There's a LOT of yelling. Ben and Katie yell, scream, holler and roar at one another. They're loud. I swear, they must have shot the final scene first because I can't imagine with all of the screaming, they wouldn't be completely hoarse by the end of the film. The problem is, it's annoying. We GET that the characters are frustrated. We understand that. But it seems the vast majority of the film is the two main characters screaming at each other. While this might appeal to older people going through this sort of thing (or not), it definitely doesn't appeal to younger people, especially those who went through it in their own childhoods. That's why this film won't endure; the younger generation lived listening to their parents openly fight like Ben and Katie do. Why watch a film of it?
The only respite comes in the restaurant. Scenes are interspersed with Ben and Katie at a restaurant with friends. Here, the film's writers try to make broader statements about men and women. For the most part, they are good. They show insight, they're funny. In these scenes, Rob Reiner, Rita Wilson and (the uncredited) Paul Reiser shine. Reiser is a scene stealer in each of his scenes, Reiner is funny and his lines are perfectly executed. It seems Wilson got the job of making all of the broad statements on females. She's good.
I liked the narrative technique; the jumping from past to present and back. Unfortunately, it culminates in an epiphany. It's a fine epiphany, I suppose. The problem I have with it is that it is that very moment that they choose to show in the previews. That is, the preview sells you on a movie filled with the 15 years it took Ben and Katie to grow apart. Instead, you're stuck with the end of it and all of the cool images come in the last five minutes.
Okay, a moment ago, I said the epiphany was "fine," I'd like to take that back now. In any other movie, with probably any other couple, the epiphany would be fine. In The Story Of Us, it isn't. It doesn't fit. The film sets up for ninety minutes how Ben and Katie have fallen out of love. It establishes perfectly why they won't be trying again. Thus, the epiphany and resulting decision seems to be out of place. It doesn't fit. It's as if at the last minute, a happy Hollywood ending was tacked on. The truth is, it doesn't fit the characters and it doesn't fit the film.
The end ruins an already shaky film. The only things that kept me watching were the moments of humor and the music. Strung throughout the film is a wonderful song Eric Clapton is singing that fits the film perfectly.
All in all, The Story Of Us is about two people who have children, who ruin their marriage and cause them to fall out of love and hate each other until the last possible moment when they decide to go out for Chinese food. There are better examples of films about the disintegration of love and relationships and as soon as I see one, I'll be sure to cite it so you watch it instead of this!

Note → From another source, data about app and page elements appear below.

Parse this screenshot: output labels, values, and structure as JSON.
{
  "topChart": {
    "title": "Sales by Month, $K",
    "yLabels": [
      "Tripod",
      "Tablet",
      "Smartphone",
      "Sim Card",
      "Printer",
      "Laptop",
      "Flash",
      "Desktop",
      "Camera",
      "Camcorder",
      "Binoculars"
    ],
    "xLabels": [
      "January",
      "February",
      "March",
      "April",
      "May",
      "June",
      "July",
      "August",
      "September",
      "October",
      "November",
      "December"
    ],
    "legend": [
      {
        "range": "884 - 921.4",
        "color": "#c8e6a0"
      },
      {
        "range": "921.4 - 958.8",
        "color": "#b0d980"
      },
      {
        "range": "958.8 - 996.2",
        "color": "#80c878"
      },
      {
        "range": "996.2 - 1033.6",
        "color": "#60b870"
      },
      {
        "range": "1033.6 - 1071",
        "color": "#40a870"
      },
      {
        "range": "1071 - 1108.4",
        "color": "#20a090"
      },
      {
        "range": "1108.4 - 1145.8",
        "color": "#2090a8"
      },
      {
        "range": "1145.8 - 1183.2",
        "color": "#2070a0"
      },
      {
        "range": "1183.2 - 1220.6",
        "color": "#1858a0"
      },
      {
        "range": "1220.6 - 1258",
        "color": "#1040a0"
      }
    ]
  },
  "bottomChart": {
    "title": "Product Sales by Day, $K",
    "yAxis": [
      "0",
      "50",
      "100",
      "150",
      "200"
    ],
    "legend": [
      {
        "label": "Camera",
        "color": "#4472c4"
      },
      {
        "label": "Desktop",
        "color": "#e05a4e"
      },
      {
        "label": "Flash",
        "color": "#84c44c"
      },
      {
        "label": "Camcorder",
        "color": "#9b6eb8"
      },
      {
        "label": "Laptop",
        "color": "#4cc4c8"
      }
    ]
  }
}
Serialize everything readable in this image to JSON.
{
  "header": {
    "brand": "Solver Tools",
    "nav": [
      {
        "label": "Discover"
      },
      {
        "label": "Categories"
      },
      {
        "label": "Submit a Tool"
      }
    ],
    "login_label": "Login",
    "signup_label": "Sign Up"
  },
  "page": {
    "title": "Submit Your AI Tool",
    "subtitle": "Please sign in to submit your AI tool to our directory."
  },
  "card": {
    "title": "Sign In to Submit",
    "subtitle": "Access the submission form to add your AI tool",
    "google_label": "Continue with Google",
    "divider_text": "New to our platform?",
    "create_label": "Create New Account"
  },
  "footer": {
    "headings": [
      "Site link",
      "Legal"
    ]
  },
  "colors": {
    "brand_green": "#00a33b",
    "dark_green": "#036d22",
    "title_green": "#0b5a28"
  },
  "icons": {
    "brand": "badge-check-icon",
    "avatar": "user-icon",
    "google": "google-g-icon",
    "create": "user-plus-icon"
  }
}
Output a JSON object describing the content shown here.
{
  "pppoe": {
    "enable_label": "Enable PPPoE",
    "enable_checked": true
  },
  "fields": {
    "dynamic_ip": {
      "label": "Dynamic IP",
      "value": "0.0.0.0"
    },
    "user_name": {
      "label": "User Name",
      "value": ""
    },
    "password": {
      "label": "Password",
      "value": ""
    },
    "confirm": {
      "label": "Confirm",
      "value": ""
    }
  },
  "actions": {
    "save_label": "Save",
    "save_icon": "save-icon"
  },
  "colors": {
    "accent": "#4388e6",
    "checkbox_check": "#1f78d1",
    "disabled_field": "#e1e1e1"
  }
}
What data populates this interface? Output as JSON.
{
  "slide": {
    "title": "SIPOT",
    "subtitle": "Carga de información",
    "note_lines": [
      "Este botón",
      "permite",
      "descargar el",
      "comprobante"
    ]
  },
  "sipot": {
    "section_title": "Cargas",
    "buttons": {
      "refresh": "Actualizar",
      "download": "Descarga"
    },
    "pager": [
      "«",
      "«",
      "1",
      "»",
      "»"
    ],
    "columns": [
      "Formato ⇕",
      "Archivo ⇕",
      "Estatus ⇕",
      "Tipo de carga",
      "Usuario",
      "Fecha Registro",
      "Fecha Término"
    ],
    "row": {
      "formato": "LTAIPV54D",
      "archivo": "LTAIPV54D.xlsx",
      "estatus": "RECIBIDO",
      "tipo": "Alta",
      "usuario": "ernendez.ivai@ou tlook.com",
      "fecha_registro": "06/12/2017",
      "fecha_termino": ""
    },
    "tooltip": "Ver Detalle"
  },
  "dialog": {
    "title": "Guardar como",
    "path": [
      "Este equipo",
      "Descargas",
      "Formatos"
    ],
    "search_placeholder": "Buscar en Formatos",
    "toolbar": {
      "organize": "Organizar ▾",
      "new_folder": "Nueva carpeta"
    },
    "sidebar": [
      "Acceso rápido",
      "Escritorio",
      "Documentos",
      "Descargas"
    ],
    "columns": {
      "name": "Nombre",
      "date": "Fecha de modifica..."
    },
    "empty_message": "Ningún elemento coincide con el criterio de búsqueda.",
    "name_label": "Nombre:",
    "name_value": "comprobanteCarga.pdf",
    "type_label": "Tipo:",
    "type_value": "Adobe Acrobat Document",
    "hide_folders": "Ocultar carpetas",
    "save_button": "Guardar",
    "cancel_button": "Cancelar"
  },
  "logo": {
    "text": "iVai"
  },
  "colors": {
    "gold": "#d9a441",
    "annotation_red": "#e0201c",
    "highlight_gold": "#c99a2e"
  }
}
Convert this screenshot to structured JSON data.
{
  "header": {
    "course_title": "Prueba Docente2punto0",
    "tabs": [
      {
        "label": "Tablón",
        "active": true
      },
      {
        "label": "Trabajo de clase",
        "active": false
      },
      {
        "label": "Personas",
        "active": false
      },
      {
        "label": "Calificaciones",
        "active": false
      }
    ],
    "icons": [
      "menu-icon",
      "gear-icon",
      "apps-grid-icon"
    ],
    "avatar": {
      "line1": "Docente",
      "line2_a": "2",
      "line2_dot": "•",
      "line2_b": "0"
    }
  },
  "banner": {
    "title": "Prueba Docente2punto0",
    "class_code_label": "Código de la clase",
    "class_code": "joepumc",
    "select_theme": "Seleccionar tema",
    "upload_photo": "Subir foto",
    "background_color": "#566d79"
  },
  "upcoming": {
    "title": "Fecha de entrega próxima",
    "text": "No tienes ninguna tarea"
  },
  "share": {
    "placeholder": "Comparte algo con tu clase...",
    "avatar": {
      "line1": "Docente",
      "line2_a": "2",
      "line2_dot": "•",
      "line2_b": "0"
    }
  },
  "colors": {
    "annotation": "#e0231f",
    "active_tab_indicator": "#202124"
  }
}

For other dramas about families, please check out my reviews of:
Once And Again Season Two
Parenthood Season One
For other movie reviews, please check out my index page by clicking here!
© 2011, 2001 W.L. Swarts. May not be reprinted without permission.